READ MORE:  A Palestinian’s daily commute through an Israeli checkpoint

anarchyinblack  asked:

Wait, explain to me this mechanic where you have to give up your Palestinian ID if you want to go to Palestine?

It’s a really complex system and I cannot explain it all in one post, but I will try to summarize it. 

Every Palestinian residing in the Palestinian Territories has an ID that’s issued by Israel via the PNA

And you need the ID to get a passport, open a bank account, get married, own property, have the right to live there, have the right to enter/exit the part of the Palestinian Territories you’re living in, etc. 

And there are three type of IDs issued to Palestinians living in the Palestinian Territories, one for Palestinian residents in Gaza (like mine), one for the West Bank, and one for Palestinians in East Jerusalem. (the one for East Jerusalem is issued by Israel directly)

They slightly differ from each other, so for example, since I’m from Gaza and I carry an I.D. from Gaza, I can’t enter/live in the West Bank or East Jerusalem, though these areas are considered a Palestinian territory. 

And if a Palestinian from the West Bank someway how managed to visit Gaza and went back home to the West Bank, they will face consequences. (I’m not sure what are the consequences, but I heard there are consequences)  

And if I remember correctly, a Palestinian with an East Jerusalem I.D. cannot marry a Palestinian with a West Bank or Gaza I.D. and if they do, they won’t be able to grant their spouse a permit to live in Jerusalem. 

And if a Palestinian with an East Jerusalem I.D. lives outside Jerusalem for about 7 years their I.D. will be revoked, making them lose their right to live their even if they were born there and their family lived there for centuries.

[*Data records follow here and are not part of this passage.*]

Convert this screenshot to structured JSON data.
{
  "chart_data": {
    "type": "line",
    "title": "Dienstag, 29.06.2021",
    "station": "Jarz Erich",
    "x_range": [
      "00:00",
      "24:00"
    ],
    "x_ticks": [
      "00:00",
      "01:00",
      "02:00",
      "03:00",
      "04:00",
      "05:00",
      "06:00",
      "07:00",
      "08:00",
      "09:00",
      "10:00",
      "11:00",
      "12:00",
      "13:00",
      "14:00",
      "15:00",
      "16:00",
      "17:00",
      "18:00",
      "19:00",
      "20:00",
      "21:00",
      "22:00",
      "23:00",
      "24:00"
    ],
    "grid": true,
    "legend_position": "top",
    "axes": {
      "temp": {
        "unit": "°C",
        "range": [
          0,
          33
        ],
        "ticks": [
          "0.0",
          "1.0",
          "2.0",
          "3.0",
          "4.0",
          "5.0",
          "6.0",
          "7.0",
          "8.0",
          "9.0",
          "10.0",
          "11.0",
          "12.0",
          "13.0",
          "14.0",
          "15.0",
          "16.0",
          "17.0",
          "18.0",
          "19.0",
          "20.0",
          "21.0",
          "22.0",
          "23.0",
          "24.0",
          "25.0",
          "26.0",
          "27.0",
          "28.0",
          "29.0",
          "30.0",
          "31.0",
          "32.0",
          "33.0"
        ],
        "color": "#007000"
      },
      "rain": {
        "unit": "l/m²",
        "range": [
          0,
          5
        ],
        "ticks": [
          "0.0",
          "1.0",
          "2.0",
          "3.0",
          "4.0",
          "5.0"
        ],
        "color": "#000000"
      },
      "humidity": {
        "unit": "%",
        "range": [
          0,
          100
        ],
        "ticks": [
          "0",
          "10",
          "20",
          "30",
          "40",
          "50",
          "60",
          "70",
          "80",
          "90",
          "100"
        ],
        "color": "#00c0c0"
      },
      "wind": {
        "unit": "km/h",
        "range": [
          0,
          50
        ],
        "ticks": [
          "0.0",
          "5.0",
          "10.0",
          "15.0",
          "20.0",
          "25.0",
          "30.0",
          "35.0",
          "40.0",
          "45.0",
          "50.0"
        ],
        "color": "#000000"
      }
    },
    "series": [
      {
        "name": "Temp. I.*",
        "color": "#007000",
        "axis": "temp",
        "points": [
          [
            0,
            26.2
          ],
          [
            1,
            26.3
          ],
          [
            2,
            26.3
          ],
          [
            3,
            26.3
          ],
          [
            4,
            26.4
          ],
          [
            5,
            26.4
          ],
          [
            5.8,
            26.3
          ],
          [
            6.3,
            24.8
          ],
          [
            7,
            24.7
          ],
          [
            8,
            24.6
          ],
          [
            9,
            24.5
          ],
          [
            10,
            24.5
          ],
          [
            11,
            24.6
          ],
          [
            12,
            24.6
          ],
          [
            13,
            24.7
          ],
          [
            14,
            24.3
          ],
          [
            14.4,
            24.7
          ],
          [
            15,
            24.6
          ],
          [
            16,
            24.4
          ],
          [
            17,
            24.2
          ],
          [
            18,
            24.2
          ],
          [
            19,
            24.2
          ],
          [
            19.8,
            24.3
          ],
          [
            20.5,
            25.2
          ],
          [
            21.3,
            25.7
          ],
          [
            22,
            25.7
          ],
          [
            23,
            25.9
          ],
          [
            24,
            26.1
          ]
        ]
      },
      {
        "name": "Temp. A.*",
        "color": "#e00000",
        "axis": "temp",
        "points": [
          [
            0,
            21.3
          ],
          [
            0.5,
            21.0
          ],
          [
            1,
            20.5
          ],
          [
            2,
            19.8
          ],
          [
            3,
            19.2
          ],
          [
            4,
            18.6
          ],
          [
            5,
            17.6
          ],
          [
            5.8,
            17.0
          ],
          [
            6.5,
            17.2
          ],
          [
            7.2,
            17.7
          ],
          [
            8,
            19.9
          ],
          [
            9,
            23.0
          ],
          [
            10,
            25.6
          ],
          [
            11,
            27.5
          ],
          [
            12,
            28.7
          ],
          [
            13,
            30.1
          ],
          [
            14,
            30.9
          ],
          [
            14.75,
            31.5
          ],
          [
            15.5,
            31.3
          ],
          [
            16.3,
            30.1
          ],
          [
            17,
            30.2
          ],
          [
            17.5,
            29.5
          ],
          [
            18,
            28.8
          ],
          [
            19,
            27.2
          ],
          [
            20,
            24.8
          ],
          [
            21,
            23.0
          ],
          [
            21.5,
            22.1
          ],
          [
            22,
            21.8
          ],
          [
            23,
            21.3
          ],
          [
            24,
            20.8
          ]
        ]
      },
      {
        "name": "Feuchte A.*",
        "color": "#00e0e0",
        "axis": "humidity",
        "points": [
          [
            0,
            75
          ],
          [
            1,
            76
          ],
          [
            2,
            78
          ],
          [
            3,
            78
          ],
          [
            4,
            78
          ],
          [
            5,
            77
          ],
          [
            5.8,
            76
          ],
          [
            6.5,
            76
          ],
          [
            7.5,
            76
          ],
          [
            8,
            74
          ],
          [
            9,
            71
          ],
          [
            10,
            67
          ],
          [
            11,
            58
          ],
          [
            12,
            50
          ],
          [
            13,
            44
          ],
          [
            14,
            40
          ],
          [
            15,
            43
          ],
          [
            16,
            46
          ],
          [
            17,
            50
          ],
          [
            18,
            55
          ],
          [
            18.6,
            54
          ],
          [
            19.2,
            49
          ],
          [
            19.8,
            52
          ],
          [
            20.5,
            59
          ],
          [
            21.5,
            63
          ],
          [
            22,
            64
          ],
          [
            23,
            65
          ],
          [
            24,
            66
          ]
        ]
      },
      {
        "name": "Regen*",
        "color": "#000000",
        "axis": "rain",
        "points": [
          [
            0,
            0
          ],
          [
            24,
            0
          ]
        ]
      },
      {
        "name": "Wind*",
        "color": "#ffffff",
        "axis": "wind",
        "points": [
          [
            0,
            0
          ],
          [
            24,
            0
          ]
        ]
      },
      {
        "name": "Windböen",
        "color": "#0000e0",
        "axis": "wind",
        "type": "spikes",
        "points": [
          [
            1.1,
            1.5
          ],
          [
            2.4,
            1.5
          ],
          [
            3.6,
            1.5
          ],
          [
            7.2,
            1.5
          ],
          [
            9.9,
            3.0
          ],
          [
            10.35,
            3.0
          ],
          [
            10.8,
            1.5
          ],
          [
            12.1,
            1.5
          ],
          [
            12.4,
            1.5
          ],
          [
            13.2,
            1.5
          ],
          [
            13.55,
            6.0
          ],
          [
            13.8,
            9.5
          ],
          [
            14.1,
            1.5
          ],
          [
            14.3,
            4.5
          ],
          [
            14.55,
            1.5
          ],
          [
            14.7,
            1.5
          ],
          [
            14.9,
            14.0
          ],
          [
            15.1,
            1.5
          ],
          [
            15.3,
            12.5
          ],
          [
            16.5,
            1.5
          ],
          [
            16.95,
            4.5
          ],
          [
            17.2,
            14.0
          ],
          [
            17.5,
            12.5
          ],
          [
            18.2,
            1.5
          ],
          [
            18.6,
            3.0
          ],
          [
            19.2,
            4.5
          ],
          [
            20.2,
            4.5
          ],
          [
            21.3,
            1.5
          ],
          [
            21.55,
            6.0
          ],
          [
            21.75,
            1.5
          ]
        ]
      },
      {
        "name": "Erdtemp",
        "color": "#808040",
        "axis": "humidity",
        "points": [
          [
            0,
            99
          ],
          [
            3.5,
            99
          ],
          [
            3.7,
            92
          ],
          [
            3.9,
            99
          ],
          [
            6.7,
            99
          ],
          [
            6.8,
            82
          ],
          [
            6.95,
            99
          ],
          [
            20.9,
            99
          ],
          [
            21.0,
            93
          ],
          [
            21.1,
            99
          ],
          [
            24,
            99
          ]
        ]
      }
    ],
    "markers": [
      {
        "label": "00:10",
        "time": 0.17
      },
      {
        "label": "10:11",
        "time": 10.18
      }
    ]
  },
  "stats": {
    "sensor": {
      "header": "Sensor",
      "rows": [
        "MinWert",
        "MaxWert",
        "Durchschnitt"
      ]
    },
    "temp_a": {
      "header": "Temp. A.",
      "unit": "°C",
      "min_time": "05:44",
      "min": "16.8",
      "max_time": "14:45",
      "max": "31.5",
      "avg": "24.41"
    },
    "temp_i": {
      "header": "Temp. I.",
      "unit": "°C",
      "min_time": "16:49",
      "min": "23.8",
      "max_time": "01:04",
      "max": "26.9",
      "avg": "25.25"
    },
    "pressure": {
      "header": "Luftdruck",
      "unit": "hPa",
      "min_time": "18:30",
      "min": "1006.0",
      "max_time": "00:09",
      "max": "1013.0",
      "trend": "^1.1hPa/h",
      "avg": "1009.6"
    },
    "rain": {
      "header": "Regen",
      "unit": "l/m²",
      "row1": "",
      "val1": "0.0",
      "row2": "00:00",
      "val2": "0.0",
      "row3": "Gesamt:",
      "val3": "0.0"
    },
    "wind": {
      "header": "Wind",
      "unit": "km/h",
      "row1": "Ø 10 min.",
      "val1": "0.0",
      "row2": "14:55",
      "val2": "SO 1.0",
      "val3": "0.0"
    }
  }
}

So basically it’s not the PNA or Hamas that decides who’s a resident of Gaza and who’s not. It’s Israel that decides that, though Israel claims it ~completely separated itself~ from Gaza. Same goes for the West Bank and East Jerusalem.